> **EXERCISE REQUIREMENTS**
Only the number is requested. Tally the lines of the data that hold the string "Management".

> **RECORDS PROVIDED**
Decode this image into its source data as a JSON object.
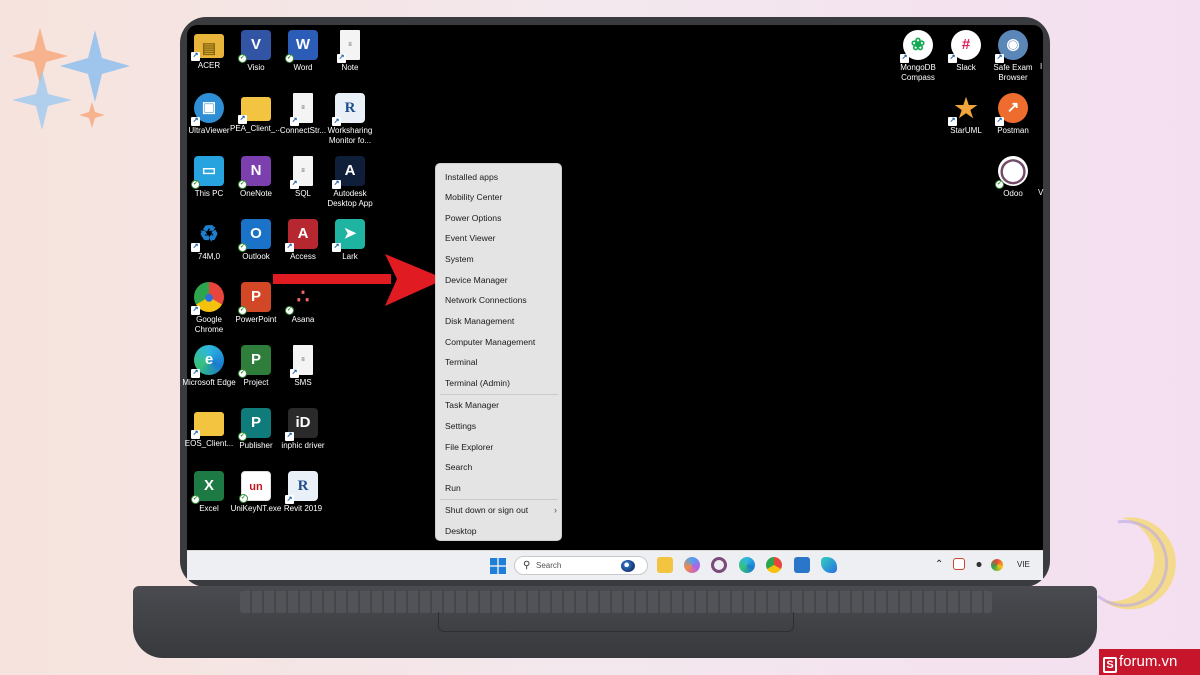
{
  "desktop": {
    "icons": [
      {
        "label": "ACER",
        "color": "#e8b43a",
        "glyph": "▤",
        "kind": "folder"
      },
      {
        "label": "Visio",
        "color": "#3155a4",
        "glyph": "V"
      },
      {
        "label": "Word",
        "color": "#2b5db8",
        "glyph": "W"
      },
      {
        "label": "Note",
        "color": "#f4f4f4",
        "glyph": "≡",
        "kind": "doc"
      },
      {
        "label": "UltraViewer",
        "color": "#2f8fd6",
        "glyph": "▣"
      },
      {
        "label": "PEA_Client_...",
        "color": "#f2c43f",
        "glyph": "",
        "kind": "folder"
      },
      {
        "label": "ConnectStr...",
        "color": "#f4f4f4",
        "glyph": "≡",
        "kind": "doc"
      },
      {
        "label": "Worksharing Monitor fo...",
        "color": "#eaf0f7",
        "glyph": "R",
        "kind": "revit"
      },
      {
        "label": "This PC",
        "color": "#27a3e0",
        "glyph": "▭"
      },
      {
        "label": "OneNote",
        "color": "#7b3fae",
        "glyph": "N"
      },
      {
        "label": "SQL",
        "color": "#f4f4f4",
        "glyph": "≡",
        "kind": "doc"
      },
      {
        "label": "Autodesk Desktop App",
        "color": "#0f1f3a",
        "glyph": "A"
      },
      {
        "label": "74M,0",
        "color": "#dfe8f0",
        "glyph": "♻",
        "kind": "bin"
      },
      {
        "label": "Outlook",
        "color": "#1a73c8",
        "glyph": "O"
      },
      {
        "label": "Access",
        "color": "#b7272f",
        "glyph": "A"
      },
      {
        "label": "Lark",
        "color": "#1fb3a2",
        "glyph": "➤"
      },
      {
        "label": "Google Chrome",
        "color": "#e6b321",
        "glyph": "●",
        "kind": "chrome"
      },
      {
        "label": "PowerPoint",
        "color": "#d24726",
        "glyph": "P"
      },
      {
        "label": "Asana",
        "color": "#f1f1f1",
        "glyph": "∴",
        "kind": "asana"
      },
      {
        "label": "Microsoft Edge",
        "color": "#1b84d0",
        "glyph": "e",
        "kind": "edge"
      },
      {
        "label": "Project",
        "color": "#2f7d3a",
        "glyph": "P"
      },
      {
        "label": "SMS",
        "color": "#f4f4f4",
        "glyph": "≡",
        "kind": "doc"
      },
      {
        "label": "EOS_Client...",
        "color": "#f2c43f",
        "glyph": "",
        "kind": "folder"
      },
      {
        "label": "Publisher",
        "color": "#0f7b7b",
        "glyph": "P"
      },
      {
        "label": "inphic driver",
        "color": "#2a2a2a",
        "glyph": "iD"
      },
      {
        "label": "Excel",
        "color": "#1d7a45",
        "glyph": "X"
      },
      {
        "label": "UniKeyNT.exe",
        "color": "#ffffff",
        "glyph": "un",
        "kind": "unikey"
      },
      {
        "label": "Revit 2019",
        "color": "#eaf0f7",
        "glyph": "R",
        "kind": "revit"
      },
      {
        "label": "MongoDB Compass",
        "color": "#ffffff",
        "glyph": "❀",
        "kind": "mongo"
      },
      {
        "label": "Slack",
        "color": "#ffffff",
        "glyph": "#",
        "kind": "slack"
      },
      {
        "label": "Safe Exam Browser",
        "color": "#5a86b8",
        "glyph": "◉"
      },
      {
        "label": "StarUML",
        "color": "#ffffff",
        "glyph": "★",
        "kind": "staruml"
      },
      {
        "label": "Postman",
        "color": "#ef6c2f",
        "glyph": "↗"
      },
      {
        "label": "Odoo",
        "color": "#ffffff",
        "glyph": "◯",
        "kind": "odoo"
      }
    ]
  },
  "context_menu": {
    "items": [
      "Installed apps",
      "Mobility Center",
      "Power Options",
      "Event Viewer",
      "System",
      "Device Manager",
      "Network Connections",
      "Disk Management",
      "Computer Management",
      "Terminal",
      "Terminal (Admin)",
      "Task Manager",
      "Settings",
      "File Explorer",
      "Search",
      "Run",
      "Shut down or sign out",
      "Desktop"
    ],
    "submenu_arrow": "›"
  },
  "taskbar": {
    "search_placeholder": "Search",
    "tray_language": "VIE",
    "tray_chevron": "⌃"
  },
  "partial_right_icons": [
    "I",
    "V"
  ],
  "brand": {
    "letter": "S",
    "text": "forum.vn",
    "color": "#c7162b"
  },
  "colors": {
    "arrow": "#e11b22",
    "menu_bg": "#e4e4e4",
    "screen": "#000000"
  }
}
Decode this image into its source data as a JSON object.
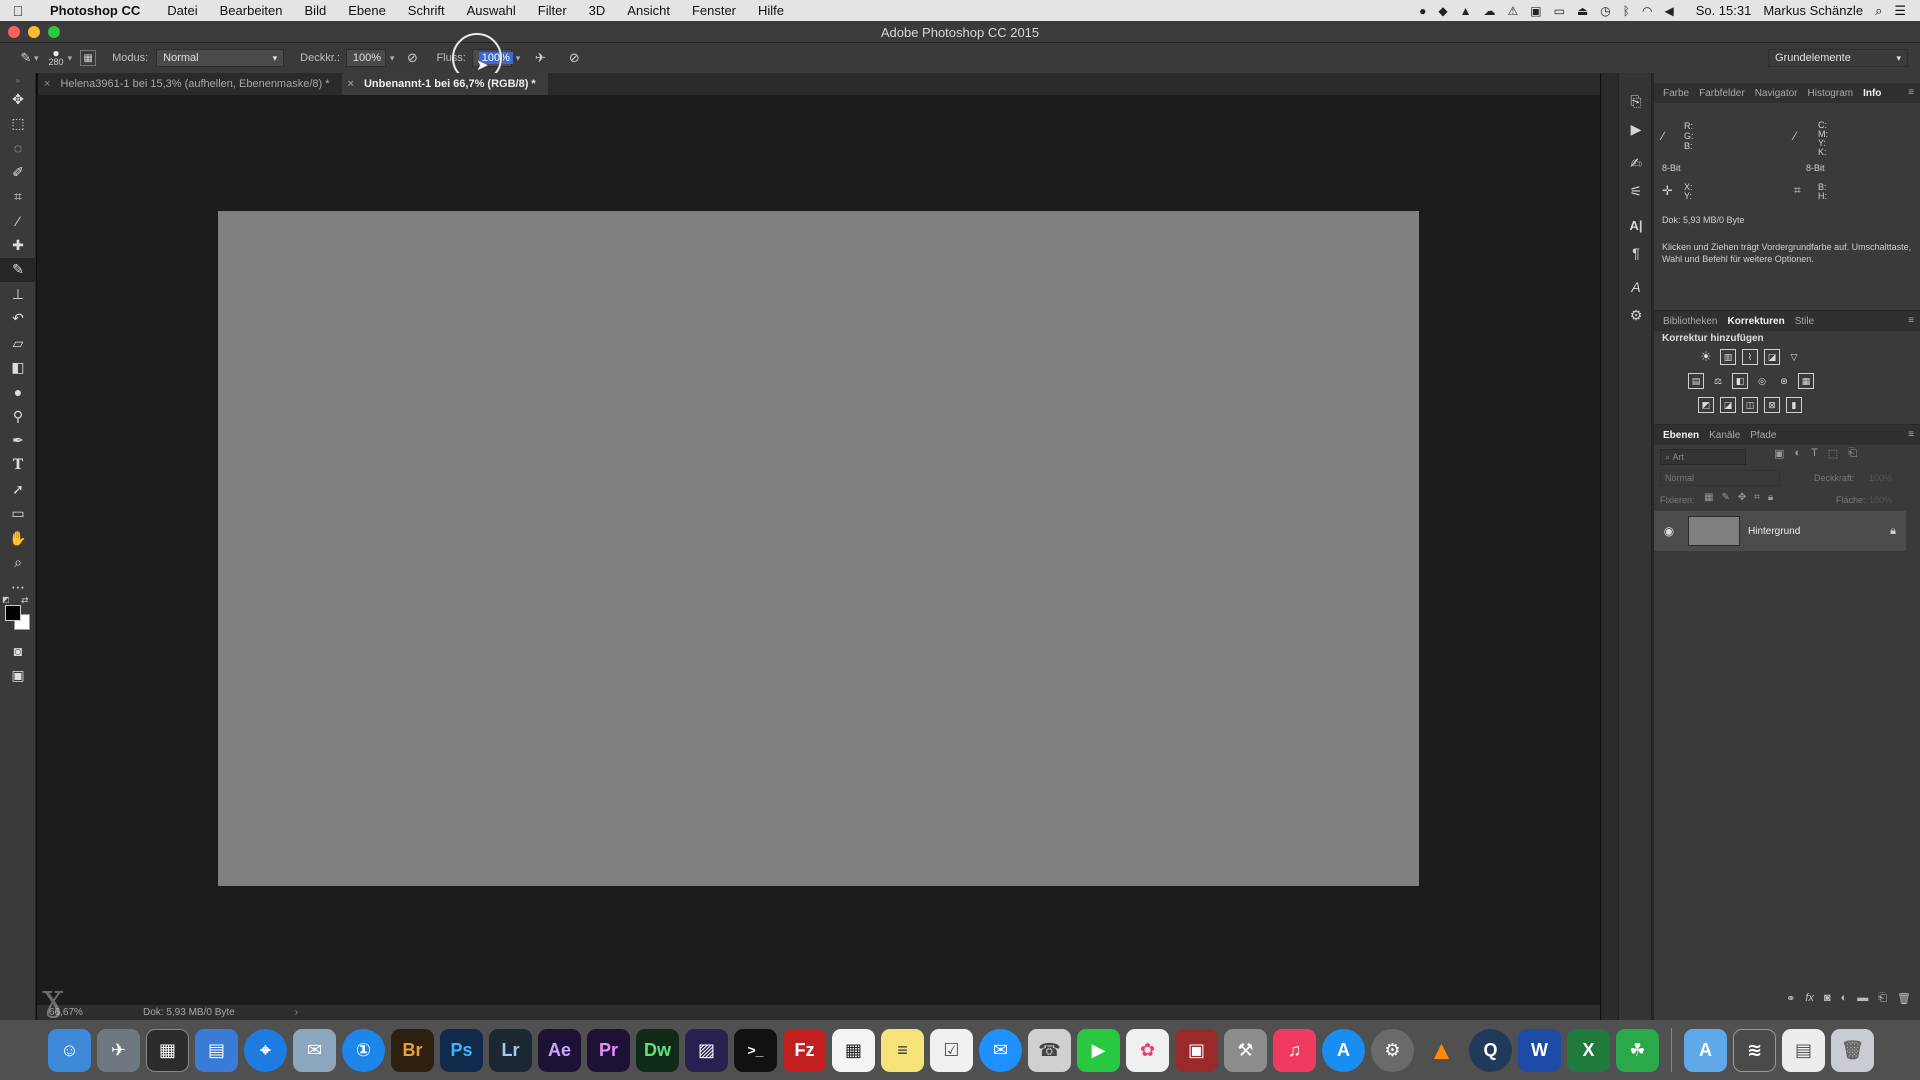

> **RESULT**
2